• Exercise goal:
Only the lines from the line holding "What data populates" through the final line of the entries below are to be returned, exactly as they stand.

Data section: Begin

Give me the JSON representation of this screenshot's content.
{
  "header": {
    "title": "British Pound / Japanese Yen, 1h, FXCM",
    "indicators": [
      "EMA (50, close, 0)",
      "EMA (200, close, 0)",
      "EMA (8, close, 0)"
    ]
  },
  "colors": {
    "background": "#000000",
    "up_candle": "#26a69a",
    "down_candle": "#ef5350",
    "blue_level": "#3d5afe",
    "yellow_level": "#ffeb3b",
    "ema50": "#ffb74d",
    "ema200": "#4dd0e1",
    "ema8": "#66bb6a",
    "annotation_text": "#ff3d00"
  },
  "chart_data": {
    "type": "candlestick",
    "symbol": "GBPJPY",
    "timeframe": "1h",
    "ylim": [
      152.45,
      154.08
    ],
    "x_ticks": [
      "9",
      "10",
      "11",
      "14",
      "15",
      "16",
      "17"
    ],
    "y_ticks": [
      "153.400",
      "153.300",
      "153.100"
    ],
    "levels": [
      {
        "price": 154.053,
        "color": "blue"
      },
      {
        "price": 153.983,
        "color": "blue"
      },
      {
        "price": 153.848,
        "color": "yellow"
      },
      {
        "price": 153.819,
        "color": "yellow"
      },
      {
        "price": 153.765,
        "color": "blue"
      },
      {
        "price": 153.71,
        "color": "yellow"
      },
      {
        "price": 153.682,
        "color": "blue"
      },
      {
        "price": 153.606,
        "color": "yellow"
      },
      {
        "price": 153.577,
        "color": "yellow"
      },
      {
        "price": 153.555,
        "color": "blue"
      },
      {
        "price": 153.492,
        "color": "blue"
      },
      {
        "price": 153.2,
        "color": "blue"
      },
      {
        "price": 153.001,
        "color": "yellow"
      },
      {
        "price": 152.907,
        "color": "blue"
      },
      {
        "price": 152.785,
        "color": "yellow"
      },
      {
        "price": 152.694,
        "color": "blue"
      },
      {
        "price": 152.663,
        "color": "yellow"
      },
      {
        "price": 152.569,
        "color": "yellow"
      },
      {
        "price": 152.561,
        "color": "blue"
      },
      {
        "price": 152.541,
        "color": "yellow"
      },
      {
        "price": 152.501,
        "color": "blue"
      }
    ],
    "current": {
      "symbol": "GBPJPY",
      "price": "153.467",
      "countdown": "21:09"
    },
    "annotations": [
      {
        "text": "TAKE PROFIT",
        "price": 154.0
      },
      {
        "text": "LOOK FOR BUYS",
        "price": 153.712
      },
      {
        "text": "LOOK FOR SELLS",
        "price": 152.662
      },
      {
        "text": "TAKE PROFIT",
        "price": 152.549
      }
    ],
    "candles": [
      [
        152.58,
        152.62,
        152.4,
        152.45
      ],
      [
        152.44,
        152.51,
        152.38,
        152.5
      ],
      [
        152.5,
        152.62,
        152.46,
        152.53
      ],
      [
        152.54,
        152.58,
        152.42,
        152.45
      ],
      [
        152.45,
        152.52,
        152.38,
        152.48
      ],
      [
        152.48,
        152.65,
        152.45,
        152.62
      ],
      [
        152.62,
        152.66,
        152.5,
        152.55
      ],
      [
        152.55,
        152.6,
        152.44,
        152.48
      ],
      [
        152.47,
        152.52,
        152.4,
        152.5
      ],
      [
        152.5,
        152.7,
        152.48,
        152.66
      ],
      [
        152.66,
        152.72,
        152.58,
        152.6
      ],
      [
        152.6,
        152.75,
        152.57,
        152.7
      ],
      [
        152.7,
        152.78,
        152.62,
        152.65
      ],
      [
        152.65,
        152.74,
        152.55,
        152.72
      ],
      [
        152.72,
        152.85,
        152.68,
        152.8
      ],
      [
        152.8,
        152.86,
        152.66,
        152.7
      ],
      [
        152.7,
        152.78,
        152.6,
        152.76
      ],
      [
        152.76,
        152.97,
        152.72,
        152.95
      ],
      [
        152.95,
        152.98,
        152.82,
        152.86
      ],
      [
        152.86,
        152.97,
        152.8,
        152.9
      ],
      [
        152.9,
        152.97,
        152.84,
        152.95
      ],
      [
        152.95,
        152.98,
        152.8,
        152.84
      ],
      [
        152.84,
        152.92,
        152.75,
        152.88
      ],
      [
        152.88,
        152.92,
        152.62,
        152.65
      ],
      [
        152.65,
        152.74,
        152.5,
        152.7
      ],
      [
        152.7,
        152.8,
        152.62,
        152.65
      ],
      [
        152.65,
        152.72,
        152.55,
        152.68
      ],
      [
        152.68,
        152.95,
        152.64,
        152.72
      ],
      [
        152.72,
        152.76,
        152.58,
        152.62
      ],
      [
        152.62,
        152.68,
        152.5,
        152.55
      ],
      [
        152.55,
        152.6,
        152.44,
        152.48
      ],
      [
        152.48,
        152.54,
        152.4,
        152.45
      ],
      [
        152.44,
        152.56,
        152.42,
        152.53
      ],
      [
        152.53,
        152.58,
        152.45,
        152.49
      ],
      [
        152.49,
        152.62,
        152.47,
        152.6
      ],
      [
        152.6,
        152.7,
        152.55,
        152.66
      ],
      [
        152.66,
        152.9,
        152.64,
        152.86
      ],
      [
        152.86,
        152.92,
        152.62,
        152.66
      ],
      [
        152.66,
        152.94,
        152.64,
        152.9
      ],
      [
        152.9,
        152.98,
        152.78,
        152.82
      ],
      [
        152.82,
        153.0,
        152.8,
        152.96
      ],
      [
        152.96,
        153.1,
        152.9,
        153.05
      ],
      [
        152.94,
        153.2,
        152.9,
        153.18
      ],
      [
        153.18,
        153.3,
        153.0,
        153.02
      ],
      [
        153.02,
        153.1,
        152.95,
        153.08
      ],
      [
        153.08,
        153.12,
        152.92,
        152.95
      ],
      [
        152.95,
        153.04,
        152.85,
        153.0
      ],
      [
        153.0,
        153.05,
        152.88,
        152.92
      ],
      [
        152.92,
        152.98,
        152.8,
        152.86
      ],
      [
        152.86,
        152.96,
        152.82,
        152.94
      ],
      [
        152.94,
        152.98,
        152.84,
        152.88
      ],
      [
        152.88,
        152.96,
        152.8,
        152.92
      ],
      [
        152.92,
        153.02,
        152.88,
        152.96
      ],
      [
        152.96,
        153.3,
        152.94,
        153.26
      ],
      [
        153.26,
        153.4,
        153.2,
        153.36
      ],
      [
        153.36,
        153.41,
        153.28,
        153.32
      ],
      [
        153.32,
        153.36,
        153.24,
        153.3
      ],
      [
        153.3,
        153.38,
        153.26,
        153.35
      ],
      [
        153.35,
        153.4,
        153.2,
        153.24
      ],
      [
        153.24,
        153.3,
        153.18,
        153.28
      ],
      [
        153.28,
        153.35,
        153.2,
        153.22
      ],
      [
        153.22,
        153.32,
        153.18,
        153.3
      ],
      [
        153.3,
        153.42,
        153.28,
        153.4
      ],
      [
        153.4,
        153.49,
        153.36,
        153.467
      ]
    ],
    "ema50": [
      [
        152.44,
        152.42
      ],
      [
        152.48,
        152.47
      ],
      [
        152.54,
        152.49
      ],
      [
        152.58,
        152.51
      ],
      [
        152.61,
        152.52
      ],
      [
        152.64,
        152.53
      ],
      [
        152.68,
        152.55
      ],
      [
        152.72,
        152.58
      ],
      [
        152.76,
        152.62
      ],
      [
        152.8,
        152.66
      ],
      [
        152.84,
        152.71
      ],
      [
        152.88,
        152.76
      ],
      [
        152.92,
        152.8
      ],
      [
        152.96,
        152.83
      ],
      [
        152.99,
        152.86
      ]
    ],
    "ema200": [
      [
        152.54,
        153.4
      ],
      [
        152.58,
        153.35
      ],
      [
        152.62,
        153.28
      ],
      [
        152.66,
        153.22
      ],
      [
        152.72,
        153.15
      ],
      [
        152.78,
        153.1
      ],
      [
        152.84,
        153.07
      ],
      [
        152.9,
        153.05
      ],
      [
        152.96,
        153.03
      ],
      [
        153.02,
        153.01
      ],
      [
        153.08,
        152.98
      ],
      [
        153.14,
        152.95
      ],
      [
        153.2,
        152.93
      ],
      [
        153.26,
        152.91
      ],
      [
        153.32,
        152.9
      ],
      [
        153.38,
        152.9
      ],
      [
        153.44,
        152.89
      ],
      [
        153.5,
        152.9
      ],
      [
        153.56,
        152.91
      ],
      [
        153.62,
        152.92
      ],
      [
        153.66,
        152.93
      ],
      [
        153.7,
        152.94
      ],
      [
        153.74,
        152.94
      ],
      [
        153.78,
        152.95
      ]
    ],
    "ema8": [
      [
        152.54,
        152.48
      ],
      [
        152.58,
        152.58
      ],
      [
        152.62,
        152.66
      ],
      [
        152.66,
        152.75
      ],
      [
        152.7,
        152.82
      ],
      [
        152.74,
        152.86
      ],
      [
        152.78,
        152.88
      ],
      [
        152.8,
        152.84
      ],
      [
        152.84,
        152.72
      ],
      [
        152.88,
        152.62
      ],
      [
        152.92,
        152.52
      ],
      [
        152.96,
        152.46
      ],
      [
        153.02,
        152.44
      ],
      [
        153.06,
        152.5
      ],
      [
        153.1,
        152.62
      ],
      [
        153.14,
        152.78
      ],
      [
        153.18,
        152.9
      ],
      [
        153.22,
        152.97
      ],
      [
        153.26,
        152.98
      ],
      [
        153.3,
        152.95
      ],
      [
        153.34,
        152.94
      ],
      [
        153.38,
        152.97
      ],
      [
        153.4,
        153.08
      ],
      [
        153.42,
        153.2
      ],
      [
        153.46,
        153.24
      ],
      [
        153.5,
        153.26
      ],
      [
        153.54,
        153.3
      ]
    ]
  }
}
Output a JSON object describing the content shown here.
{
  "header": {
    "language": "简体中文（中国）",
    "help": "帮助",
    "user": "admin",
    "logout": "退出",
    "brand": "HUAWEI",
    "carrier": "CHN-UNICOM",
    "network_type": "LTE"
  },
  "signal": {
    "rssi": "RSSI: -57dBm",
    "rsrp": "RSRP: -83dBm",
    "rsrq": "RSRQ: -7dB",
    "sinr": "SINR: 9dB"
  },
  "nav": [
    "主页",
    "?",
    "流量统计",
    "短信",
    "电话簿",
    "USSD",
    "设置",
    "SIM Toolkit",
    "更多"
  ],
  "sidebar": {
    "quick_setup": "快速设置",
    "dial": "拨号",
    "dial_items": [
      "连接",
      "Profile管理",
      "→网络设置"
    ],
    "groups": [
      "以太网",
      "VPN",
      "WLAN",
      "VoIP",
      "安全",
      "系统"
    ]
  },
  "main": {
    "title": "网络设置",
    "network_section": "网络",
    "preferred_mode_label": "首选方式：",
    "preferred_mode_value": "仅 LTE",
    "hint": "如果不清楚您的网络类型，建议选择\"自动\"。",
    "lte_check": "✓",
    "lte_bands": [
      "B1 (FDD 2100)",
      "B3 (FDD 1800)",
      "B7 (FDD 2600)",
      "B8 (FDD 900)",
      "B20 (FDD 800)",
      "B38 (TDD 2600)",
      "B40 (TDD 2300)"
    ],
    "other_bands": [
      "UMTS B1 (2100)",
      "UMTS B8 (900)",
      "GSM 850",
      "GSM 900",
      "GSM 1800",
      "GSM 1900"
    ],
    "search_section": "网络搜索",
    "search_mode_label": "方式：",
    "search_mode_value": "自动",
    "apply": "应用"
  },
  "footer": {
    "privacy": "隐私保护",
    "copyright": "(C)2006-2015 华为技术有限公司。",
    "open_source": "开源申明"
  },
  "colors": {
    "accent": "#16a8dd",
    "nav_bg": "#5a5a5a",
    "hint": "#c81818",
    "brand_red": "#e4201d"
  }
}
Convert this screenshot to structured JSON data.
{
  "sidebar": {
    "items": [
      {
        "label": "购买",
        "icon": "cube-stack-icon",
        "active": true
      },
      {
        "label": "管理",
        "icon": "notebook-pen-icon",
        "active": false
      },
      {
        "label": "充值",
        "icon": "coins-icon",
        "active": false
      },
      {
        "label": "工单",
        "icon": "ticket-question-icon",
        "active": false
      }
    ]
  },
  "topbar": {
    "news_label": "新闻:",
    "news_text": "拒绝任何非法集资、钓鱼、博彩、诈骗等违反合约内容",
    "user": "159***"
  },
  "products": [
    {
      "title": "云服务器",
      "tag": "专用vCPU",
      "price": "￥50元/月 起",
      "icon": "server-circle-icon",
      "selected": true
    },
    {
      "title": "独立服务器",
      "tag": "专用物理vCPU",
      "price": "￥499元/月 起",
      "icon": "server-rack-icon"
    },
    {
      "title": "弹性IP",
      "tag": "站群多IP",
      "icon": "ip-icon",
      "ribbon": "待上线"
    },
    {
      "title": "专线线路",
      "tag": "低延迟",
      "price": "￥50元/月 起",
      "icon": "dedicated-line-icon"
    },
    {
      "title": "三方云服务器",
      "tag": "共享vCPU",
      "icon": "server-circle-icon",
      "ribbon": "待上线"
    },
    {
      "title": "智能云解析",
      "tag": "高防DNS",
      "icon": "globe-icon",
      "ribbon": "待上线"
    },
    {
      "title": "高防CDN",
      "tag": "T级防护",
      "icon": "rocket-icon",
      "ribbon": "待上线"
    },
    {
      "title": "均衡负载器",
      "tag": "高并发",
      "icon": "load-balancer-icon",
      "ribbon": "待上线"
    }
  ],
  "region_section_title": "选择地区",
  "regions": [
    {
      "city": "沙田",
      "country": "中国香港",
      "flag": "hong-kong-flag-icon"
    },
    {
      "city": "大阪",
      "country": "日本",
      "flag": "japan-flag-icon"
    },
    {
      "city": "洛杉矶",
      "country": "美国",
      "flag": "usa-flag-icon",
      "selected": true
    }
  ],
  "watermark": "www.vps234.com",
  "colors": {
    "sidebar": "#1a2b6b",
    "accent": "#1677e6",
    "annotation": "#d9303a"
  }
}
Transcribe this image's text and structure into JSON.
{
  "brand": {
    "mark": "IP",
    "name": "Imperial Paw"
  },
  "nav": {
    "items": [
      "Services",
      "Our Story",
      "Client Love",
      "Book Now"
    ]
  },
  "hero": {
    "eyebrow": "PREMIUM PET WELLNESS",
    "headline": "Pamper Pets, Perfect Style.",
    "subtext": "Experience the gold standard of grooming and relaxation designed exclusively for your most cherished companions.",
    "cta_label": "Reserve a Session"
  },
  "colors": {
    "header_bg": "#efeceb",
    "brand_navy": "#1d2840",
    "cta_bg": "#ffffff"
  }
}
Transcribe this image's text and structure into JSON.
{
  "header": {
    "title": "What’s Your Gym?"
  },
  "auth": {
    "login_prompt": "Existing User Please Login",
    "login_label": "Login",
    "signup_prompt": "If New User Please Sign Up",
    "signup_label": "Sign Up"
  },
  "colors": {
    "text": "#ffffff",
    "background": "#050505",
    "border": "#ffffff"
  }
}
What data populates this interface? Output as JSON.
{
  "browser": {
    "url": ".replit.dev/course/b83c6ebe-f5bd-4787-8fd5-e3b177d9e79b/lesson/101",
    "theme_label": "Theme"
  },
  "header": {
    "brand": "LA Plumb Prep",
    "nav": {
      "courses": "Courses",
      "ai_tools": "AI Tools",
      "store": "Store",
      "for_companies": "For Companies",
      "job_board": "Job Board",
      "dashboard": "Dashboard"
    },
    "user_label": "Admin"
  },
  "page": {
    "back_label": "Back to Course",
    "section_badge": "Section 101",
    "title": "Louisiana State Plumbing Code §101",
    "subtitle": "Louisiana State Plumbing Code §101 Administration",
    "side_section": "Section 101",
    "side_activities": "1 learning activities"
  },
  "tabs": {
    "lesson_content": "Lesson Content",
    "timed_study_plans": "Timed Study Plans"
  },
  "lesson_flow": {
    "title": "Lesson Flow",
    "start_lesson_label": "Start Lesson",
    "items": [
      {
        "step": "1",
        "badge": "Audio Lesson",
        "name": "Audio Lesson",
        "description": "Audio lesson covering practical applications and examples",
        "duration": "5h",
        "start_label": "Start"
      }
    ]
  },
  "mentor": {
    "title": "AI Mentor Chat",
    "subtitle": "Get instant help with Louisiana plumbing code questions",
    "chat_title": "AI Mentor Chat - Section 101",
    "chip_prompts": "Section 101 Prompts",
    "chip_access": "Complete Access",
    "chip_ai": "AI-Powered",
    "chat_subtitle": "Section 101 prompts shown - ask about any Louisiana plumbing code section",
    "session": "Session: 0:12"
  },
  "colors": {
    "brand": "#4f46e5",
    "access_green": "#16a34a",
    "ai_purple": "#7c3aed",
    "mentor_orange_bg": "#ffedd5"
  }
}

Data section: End

• Response to the exercise:
What data populates this interface? Output as JSON.
{
  "browser": {
    "url": ".replit.dev/course/b83c6ebe-f5bd-4787-8fd5-e3b177d9e79b/lesson/101",
    "theme_label": "Theme"
  },
  "header": {
    "brand": "LA Plumb Prep",
    "nav": {
      "courses": "Courses",
      "ai_tools": "AI Tools",
      "store": "Store",
      "for_companies": "For Companies",
      "job_board": "Job Board",
      "dashboard": "Dashboard"
    },
    "user_label": "Admin"
  },
  "page": {
    "back_label": "Back to Course",
    "section_badge": "Section 101",
    "title": "Louisiana State Plumbing Code §101",
    "subtitle": "Louisiana State Plumbing Code §101 Administration",
    "side_section": "Section 101",
    "side_activities": "1 learning activities"
  },
  "tabs": {
    "lesson_content": "Lesson Content",
    "timed_study_plans": "Timed Study Plans"
  },
  "lesson_flow": {
    "title": "Lesson Flow",
    "start_lesson_label": "Start Lesson",
    "items": [
      {
        "step": "1",
        "badge": "Audio Lesson",
        "name": "Audio Lesson",
        "description": "Audio lesson covering practical applications and examples",
        "duration": "5h",
        "start_label": "Start"
      }
    ]
  },
  "mentor": {
    "title": "AI Mentor Chat",
    "subtitle": "Get instant help with Louisiana plumbing code questions",
    "chat_title": "AI Mentor Chat - Section 101",
    "chip_prompts": "Section 101 Prompts",
    "chip_access": "Complete Access",
    "chip_ai": "AI-Powered",
    "chat_subtitle": "Section 101 prompts shown - ask about any Louisiana plumbing code section",
    "session": "Session: 0:12"
  },
  "colors": {
    "brand": "#4f46e5",
    "access_green": "#16a34a",
    "ai_purple": "#7c3aed",
    "mentor_orange_bg": "#ffedd5"
  }
}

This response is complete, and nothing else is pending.